A source familiar with the new program told the Wall Street Journal, “The goal is to close the ‘big, glaring holes’ in the US’ understanding of the nature of the cyber threat against its infrastructure.” Yet it’s apparent that Perfect Citizen isn’t so perfect to other cyber experts and tech types.
While some (including: PC World, The Hill, Wireless Week and Federal News Radio) are calling the NSA’s latest development a “Big Brother” approach, Cato Institute’s director of information policy studies, Jim Harper, wrote on his blog this morning that Perfect Citizen may be “Congress’ Perfect Failure.” Harper went on to claim, “Our legislature is utterly supine before the national security bureaucracy, which exaggerates cybersecurity threats and consistently uses the secrecy trump card to defy oversight.”
Meanwhile, CNET’s Lance Whitney takes a look at both sides of the ‘Citizen’ debate, stating, “Some in industry and government see it as an attempt by the NSA to intrude into domestic matters, while others believe it’s a much-needed step in fighting the threat of cyberattacks.”
“For now, Perfect Citizen is not a mandatory program,” noted Clay Dillow of Popular Science, including, “The look of the finalized program is still unclear, as the NSA is working with private companies to persuade them of the gravity of the threat and come to agreeable terms with the government on how best to implement the sensors.”
Calling all coding gurus and cyber geeks: Wired’s Danger Room this afternoon is asking readers to attempt to crack an embedded military code. According to the report, the US military’s new Cyber Command has created a logo for its organization, which includes the code “9ec4c12949a4f31474f299058ce2b22a” around the logo’s inner ring.
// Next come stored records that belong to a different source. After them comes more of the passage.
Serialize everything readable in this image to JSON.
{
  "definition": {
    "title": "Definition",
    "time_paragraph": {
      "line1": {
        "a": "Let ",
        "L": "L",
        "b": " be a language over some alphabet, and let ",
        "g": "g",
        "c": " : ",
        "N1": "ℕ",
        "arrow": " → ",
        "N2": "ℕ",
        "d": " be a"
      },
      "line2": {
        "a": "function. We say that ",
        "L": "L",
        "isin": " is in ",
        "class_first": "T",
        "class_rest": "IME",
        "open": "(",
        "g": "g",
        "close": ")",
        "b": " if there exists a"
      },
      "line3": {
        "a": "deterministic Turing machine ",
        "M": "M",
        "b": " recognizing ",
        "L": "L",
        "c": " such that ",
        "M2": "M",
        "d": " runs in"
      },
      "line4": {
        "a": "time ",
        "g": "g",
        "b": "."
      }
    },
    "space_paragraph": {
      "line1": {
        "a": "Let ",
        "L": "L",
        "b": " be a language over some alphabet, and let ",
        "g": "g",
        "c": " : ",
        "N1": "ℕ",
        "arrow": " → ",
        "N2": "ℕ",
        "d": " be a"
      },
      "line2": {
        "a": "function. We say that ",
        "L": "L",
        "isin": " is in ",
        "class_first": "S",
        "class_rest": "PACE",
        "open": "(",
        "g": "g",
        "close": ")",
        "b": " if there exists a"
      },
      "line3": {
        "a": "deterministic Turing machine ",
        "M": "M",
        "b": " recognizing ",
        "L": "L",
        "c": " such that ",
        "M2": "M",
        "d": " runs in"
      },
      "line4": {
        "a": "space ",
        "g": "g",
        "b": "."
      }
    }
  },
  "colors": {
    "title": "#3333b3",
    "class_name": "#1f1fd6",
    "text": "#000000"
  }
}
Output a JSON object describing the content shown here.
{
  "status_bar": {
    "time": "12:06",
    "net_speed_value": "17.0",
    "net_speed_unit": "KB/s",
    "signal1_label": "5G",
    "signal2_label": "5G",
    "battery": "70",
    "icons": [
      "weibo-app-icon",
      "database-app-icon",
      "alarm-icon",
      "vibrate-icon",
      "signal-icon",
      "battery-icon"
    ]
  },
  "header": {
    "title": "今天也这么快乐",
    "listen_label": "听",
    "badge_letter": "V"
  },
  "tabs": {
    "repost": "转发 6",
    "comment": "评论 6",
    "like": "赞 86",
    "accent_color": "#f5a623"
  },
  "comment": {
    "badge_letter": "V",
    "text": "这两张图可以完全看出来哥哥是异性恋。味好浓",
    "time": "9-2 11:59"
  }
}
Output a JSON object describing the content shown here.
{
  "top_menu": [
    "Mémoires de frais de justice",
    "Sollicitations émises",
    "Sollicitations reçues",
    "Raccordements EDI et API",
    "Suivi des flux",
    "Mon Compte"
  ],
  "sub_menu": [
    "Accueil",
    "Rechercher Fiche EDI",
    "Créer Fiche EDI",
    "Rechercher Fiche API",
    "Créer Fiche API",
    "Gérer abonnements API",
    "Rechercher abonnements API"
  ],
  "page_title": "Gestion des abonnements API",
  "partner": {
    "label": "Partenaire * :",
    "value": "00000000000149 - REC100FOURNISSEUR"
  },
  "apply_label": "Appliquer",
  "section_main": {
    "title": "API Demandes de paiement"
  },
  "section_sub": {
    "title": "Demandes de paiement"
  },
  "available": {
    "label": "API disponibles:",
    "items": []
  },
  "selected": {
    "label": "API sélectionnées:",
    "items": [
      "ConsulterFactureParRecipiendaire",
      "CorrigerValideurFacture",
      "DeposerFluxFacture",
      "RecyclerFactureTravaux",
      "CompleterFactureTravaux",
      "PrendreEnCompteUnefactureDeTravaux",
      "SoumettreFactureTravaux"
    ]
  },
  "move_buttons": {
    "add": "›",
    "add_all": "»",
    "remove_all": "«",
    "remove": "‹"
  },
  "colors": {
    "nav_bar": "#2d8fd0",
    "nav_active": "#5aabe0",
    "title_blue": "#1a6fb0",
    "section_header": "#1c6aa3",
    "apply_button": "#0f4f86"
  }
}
On the topic, a source close to CyberCom told Wired, “It is not just random numbers and does ‘decode’ to something specific.” Although Wired has yet to explain the code’s exact meaning, the article has generated over 125 comments and translation attempts, including several suggestions that the message says “Poder Cybernetico,” meaning “Cyber Power.”
And while ‘cyber power’ may be turning up in a security logo, it’s apparently missing from a security office — That is, the Department of Homeland Security. Continuing to catch heat for its mismanagement, DHS is “missing the mark,” Rep. Bennie Thompson (D-MS), chairman of the House Homeland Security Committee, said in a statement published by Homeland Security Today.
According to the report, a Bottom Up Review (BUR) conducted by DHS and yet to be released to the public, has five missions: “preventing terrorism and enhancing security, securing and managing US borders, enforcing and administering US immigration laws, safeguarding and securing cyberspace, and ensuring resilience to disasters.”
Welcome back Cybersecurity News readers…
Over the long weekend, the AP reported that US officials have ruled out the idea that North Korea was behind last year’s July 4 denial-of-service (DoS) cyber attacks on US and South Korean government and corporate websites.
The origin of the attacks, which hit sites including the US Treasury Department and the Federal Trade Commission, was declared a “dead end” by Don Jackson, director of threat intelligence for cybersecurity consulting firm SecureWorks.
According to Jackson, the hackers “pulled it off so well, managed it so well — this was someone who has experience at running these types of attacks.” Jackson further noted that, with its cyber insight, South Korea may have been the disguised delinquent.
Meanwhile, retired Gen. Wesley Clark advised, “There are a number of national intelligence agencies who are creating cybercapabilities. It’s a natural area of exploration.” Not ruling out North Korea, Gen. Clark warned, “I wouldn’t underestimate North Korea’s potential in this space.”